on their behalf, presumably the cost of their amercement in the church court.
(Cambridge, 1968), ii, 519: `A litigant who hoped to get to the end of his suit without an amercement must have been a sanguine man; for he was playing a game of forfeits'.
The amercement of 4 [pounds sterling] was levied in the court held on 28 November 1301, the attempted distraint or enforcement occurring in the previous August.
There are several references in Magna Carta to amercements and determinations of their proper imposition on various types of individuals and appropriate rates (clauses 20, 21, and 22).
In this sense, a fine is not a financial punishment for a violation of law or privilege (usually referred to as an amercement), but derives from the Latin word finis, which means at root "end." Fines were used in settling an issue or bringing it to an end, most frequently in the sense of coming to a financial agreement over a particular matter.

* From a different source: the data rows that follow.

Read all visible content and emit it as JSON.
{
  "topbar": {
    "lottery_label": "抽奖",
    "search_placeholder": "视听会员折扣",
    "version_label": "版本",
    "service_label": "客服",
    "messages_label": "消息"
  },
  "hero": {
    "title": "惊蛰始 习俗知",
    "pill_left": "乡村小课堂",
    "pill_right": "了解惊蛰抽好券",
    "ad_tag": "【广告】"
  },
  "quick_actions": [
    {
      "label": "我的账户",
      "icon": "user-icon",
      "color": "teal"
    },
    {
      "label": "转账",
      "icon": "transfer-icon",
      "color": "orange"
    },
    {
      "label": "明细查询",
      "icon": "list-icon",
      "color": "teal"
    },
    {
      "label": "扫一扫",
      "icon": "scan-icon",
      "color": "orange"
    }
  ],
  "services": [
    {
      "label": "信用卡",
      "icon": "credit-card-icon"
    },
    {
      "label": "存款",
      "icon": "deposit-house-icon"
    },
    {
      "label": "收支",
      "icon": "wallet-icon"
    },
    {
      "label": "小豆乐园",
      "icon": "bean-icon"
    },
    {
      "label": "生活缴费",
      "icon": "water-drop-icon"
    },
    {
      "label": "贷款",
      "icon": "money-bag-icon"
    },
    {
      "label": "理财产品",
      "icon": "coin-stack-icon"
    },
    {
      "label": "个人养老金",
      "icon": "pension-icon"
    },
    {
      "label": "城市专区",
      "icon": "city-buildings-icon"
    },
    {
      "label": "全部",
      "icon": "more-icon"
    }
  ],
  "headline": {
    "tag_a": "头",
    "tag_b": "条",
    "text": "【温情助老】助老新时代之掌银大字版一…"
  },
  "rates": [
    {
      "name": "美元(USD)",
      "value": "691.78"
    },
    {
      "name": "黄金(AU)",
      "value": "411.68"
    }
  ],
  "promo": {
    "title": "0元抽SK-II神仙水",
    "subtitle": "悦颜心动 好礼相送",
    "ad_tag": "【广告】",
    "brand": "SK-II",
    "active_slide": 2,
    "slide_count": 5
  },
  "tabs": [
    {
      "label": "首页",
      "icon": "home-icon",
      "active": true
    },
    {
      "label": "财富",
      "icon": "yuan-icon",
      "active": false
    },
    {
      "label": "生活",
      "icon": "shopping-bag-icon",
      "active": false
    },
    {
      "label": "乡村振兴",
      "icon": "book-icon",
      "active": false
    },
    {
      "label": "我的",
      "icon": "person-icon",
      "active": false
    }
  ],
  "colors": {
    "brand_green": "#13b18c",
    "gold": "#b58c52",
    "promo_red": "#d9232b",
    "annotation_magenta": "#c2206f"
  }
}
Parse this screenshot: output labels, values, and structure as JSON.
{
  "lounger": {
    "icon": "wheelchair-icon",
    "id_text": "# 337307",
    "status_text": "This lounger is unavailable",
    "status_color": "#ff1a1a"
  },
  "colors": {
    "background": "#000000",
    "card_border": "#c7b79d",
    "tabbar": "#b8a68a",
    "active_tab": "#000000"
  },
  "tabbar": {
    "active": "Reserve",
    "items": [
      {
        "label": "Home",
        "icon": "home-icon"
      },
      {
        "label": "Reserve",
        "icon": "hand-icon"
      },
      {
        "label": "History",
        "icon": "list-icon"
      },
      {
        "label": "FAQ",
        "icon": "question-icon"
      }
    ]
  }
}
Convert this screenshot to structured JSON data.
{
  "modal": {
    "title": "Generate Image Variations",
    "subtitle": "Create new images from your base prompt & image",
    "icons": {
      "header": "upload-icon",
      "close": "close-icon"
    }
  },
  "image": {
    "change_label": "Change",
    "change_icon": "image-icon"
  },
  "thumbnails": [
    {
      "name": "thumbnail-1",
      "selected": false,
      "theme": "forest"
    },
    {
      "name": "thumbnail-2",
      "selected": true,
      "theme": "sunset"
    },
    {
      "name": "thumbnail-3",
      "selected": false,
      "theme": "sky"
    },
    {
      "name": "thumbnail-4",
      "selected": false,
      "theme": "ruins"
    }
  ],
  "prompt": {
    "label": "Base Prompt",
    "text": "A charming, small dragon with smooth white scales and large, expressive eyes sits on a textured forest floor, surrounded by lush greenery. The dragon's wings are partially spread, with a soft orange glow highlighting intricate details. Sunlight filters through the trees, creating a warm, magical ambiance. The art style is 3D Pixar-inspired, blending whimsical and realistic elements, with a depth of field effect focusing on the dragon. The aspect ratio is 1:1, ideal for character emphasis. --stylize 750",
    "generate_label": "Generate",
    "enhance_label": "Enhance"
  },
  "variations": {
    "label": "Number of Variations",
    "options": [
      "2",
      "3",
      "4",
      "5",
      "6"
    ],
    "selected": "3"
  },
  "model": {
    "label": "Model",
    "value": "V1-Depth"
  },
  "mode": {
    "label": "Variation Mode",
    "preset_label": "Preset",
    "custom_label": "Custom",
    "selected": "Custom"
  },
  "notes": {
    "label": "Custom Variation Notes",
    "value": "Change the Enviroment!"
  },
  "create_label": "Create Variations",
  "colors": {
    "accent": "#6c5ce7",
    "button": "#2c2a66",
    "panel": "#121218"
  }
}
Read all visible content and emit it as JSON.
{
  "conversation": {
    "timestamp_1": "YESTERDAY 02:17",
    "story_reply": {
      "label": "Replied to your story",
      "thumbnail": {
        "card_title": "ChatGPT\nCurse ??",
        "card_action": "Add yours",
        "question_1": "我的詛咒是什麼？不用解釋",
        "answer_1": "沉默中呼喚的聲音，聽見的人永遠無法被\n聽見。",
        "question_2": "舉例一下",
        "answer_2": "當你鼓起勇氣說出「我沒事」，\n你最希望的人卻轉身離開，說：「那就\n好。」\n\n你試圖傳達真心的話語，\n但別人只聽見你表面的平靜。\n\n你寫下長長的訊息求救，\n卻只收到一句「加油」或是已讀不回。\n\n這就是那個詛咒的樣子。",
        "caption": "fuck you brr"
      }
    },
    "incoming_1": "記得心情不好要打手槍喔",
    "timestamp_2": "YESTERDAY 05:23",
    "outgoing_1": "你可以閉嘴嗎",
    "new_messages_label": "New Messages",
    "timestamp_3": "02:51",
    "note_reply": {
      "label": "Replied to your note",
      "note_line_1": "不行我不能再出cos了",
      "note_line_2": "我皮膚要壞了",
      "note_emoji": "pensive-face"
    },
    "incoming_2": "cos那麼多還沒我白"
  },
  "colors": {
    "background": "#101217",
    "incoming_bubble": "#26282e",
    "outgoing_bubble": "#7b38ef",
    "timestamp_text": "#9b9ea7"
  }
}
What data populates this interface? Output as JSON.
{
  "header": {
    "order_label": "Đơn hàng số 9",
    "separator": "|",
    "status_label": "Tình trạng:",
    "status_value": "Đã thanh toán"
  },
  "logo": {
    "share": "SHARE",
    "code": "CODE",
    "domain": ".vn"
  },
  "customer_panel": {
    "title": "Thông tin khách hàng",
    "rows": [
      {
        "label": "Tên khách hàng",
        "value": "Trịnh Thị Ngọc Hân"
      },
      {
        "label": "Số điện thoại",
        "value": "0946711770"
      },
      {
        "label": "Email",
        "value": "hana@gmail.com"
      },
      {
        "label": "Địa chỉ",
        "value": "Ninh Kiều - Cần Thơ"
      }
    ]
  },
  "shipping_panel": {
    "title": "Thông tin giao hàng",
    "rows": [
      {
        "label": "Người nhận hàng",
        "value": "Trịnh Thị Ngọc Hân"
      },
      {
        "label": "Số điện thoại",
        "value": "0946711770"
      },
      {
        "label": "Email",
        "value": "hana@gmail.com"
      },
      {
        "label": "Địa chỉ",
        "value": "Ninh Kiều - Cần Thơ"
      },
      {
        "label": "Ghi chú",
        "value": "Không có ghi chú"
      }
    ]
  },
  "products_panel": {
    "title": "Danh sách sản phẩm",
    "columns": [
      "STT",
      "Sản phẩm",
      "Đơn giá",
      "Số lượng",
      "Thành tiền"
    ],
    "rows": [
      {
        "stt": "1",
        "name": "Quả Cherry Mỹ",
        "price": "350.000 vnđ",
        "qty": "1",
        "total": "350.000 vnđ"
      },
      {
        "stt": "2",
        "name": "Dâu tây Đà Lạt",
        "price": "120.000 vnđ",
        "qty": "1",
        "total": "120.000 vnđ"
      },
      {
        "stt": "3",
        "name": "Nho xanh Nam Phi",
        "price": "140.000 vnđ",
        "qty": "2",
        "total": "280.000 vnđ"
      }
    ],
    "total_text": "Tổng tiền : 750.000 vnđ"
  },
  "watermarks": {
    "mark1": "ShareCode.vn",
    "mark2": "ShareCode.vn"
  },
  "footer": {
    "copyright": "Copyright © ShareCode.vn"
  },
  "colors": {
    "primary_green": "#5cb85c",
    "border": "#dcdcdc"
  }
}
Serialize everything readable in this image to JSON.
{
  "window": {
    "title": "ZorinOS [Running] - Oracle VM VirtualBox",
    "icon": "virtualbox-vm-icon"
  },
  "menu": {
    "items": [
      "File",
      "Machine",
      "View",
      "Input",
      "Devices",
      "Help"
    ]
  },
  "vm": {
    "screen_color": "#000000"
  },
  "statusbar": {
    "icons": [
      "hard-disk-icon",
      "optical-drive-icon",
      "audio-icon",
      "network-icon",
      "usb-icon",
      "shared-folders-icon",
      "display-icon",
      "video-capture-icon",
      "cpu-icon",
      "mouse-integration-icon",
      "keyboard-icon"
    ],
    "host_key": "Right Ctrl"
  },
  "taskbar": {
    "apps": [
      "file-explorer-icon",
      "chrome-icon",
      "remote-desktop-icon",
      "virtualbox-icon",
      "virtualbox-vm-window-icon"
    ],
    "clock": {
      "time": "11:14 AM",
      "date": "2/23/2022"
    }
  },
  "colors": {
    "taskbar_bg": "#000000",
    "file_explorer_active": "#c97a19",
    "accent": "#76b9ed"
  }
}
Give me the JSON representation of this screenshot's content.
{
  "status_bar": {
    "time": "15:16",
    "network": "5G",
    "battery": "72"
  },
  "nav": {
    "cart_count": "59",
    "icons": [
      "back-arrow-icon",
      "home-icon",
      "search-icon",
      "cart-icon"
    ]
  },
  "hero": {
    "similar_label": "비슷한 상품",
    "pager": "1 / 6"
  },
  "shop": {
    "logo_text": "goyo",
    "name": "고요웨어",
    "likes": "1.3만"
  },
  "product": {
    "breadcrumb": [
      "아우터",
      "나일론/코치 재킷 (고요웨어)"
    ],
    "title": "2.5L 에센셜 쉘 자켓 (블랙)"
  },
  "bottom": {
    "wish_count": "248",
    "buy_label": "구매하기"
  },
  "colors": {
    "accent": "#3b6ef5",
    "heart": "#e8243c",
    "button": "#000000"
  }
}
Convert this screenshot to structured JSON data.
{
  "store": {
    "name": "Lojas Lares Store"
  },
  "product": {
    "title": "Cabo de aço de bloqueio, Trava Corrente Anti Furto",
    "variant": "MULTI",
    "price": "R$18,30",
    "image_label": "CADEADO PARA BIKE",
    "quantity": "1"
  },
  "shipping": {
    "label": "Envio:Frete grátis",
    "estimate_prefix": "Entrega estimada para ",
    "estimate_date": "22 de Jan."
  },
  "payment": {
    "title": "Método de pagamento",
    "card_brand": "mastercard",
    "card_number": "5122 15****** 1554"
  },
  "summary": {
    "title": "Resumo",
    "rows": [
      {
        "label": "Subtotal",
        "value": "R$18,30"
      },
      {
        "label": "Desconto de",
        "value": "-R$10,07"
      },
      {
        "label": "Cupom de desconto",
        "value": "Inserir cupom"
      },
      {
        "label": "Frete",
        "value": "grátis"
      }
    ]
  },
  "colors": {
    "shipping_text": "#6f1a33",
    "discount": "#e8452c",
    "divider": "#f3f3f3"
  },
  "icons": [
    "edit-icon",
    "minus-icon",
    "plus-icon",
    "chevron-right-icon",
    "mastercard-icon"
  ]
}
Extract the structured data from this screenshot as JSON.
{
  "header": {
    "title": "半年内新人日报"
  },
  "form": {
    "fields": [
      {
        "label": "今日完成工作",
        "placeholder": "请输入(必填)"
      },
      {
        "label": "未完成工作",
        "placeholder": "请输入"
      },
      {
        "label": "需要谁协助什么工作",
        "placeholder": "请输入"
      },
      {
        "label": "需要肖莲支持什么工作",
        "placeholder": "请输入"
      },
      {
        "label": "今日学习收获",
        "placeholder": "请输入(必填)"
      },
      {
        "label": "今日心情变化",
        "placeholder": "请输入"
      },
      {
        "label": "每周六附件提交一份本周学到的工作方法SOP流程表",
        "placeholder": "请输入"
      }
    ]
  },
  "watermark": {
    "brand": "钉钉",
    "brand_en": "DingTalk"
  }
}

Usually the amount of his amercement would be assessed by his peers in the king's court, but John would prefer to have the tenant buy his goodwill at exorbitant rates.
In addition, the amercement of John Caunceller shows that those who had exposed commodities for sale in the market were not allowed to withdraw them speculatively in the hope or expectation of higher prices later in the day.
Before Moisa, no one has ever suggested that amercements of commercial brewers were directly related to ale prices, and for good reason.
Moisa says that 'it is simply not true' that most hosts of help-ales paid amercements of one shilling, and she claims that my statement 'is a generalization on the basis of one tourn in one place' (her emphasis).(12) Yet as my text clearly indicates, I was discussing all the information found in the Wakefield rolls for 1412-13, and as the accompanying footnote explains, I also sampled later rolls throughout the century.(13) The 1412-13 rolls on which I drew for exemplary purposes include eight tourns -- two each for Wakefield, Brighouse, Kirkburton and Sowerbyshire -- and the figures given on page 28 of my article draw on information from all those tourns.
Post, 'Manorial Amercements and Peasant Poverty', Econ.